An organic Rankine cycle (ORC) is a thermodynamic cycle that uses a carbon-based working fluid to convert energy flowing from a higher temperature heat source to a lower temperature heat sink into useful power. The cycle was first documented by Scottish engineer William Rankine in the 1850s and the cycle begins with the working fluid in a low-pressure liquid state. The working fluid is then passed through a pump which elevates the pressure and sends it to a vaporizer (higher temperature heat source) where it is converted from a liquid into a high-pressure vapor. The high-pressure vapor is then expanded across a power-producing turbine before being converted back into a low-pressure liquid in a condenser (low-temperature heat sink). The steam Rankine cycle is well developed and utilized worldwide and it differs from the organic Rankine cycle because the working fluid is water rather than a carbon-based compound. And in addition to the basic Rankine cycle, more sophisticated variants have been developed including superheated, recuperated, and supercritical cycles which increase efficiency and therefore power output.
ORC Cycle Efficiency Graph – Click To View
As a first-order estimator, this chart depicts the thermal efficiency a cycle may produce given a heat source temperature and assuming the heat sink is 60°F/16°C ambient air. Another way to view a Rankine cycle is that you capture heat through a vaporizer and then reject 80-90 percent of that heat through a condenser and the difference, 10-20 percent, can be converted into useful power.

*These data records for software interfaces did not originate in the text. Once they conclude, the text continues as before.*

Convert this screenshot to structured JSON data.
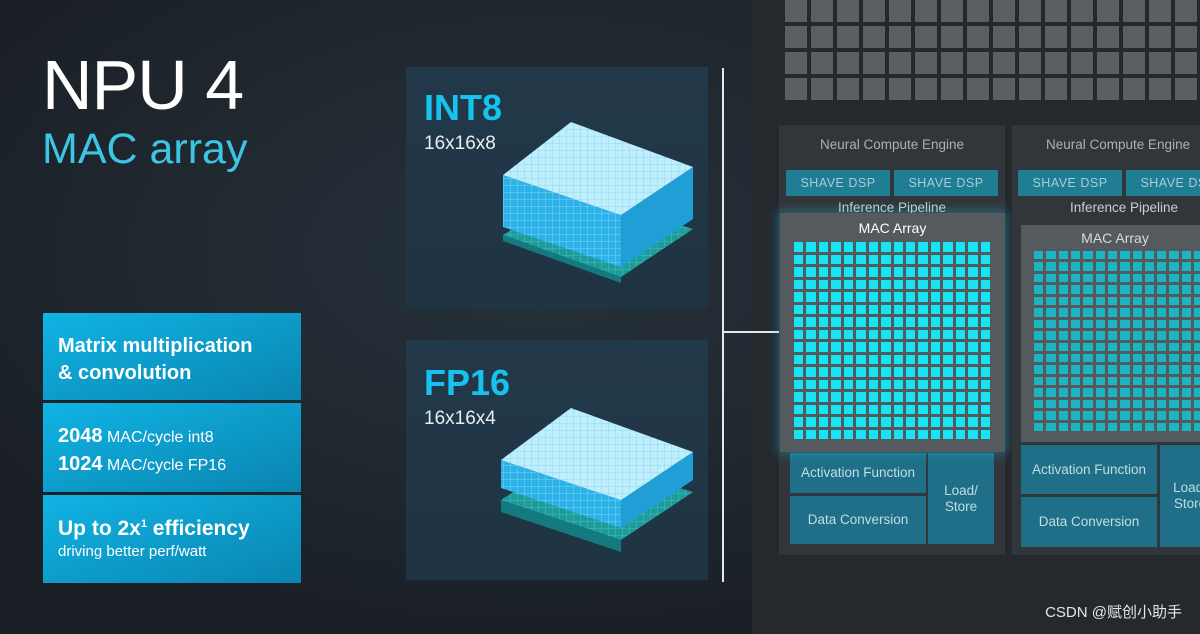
{
  "title": "NPU 4",
  "subtitle": "MAC array",
  "features": [
    {
      "line1": "Matrix multiplication",
      "line2": "& convolution"
    },
    {
      "n1": "2048",
      "t1": "MAC/cycle int8",
      "n2": "1024",
      "t2": "MAC/cycle FP16"
    },
    {
      "head_pre": "Up to 2x",
      "sup": "1",
      "head_post": " efficiency",
      "sub": "driving better perf/watt"
    }
  ],
  "panels": [
    {
      "label": "INT8",
      "dims": "16x16x8"
    },
    {
      "label": "FP16",
      "dims": "16x16x4"
    }
  ],
  "engines": [
    {
      "title": "Neural Compute Engine",
      "dsp": [
        "SHAVE DSP",
        "SHAVE DSP"
      ],
      "pipeline": "Inference Pipeline",
      "mac": "MAC Array",
      "activation": "Activation Function",
      "load_store": "Load/ Store",
      "conversion": "Data Conversion"
    },
    {
      "title": "Neural Compute Engine",
      "dsp": [
        "SHAVE DSP",
        "SHAVE DSP"
      ],
      "pipeline": "Inference Pipeline",
      "mac": "MAC Array",
      "activation": "Activation Function",
      "load_store": "Load/ Store",
      "conversion": "Data Conversion"
    }
  ],
  "watermark": "CSDN @赋创小助手",
  "colors": {
    "accent": "#16c3f0",
    "feature_box": "#0e9fcf",
    "mac_cell": "#16e6f4"
  }
}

Although steam cycles are the most widely used by a large margin, organic Rankine cycles are attractive because hydrocarbon or other carbon-based working fluids can be vaporized at lower temperatures enabling power to be produced from lower temperature geothermal, solar, and industrial waste heat sources. Additionally, ORCs eliminate the need for full-time plant operators because they operate at lower pressures and do not need water chemistry maintenance. However, working fluid cost, decomposition, temperature limits are an organic Rankine cycle’s primary disadvantages.
Barber-Nichols (BN) has been involved with organic Rankine cycle technology since 1966 and ORC-powered automobiles were an early application. Bill Lear of Lear Jet fame was an early customer and the hardware developed on that project was later used to set the land speed record for a steam-powered car at the Bonneville Salt Flats. In the late 1970s and early 1980s, BN was involved in many ORC projects primarily involving solar and geothermal power. Notable projects included solar engine-driven air conditioners for the Los Alamos Library and Honeywell International’s Headquarters. Geothermal projects included megawatt-class baseload plants that are still in operation today and solar projects included solar-powered irrigation water pumps, dish-mounted solar engines, and solar cooling of industrial buildings. Over the years, BN has consulted, designed, and produced ORC turbines and systems ranging from 15 kW to 6 MW and for technology demonstrators to commercial installations that have been operating for more than 25 years.
Barber-Nichols has the infrastructure to support the sale, installation, and maintenance of Rankine Cycles in North America only.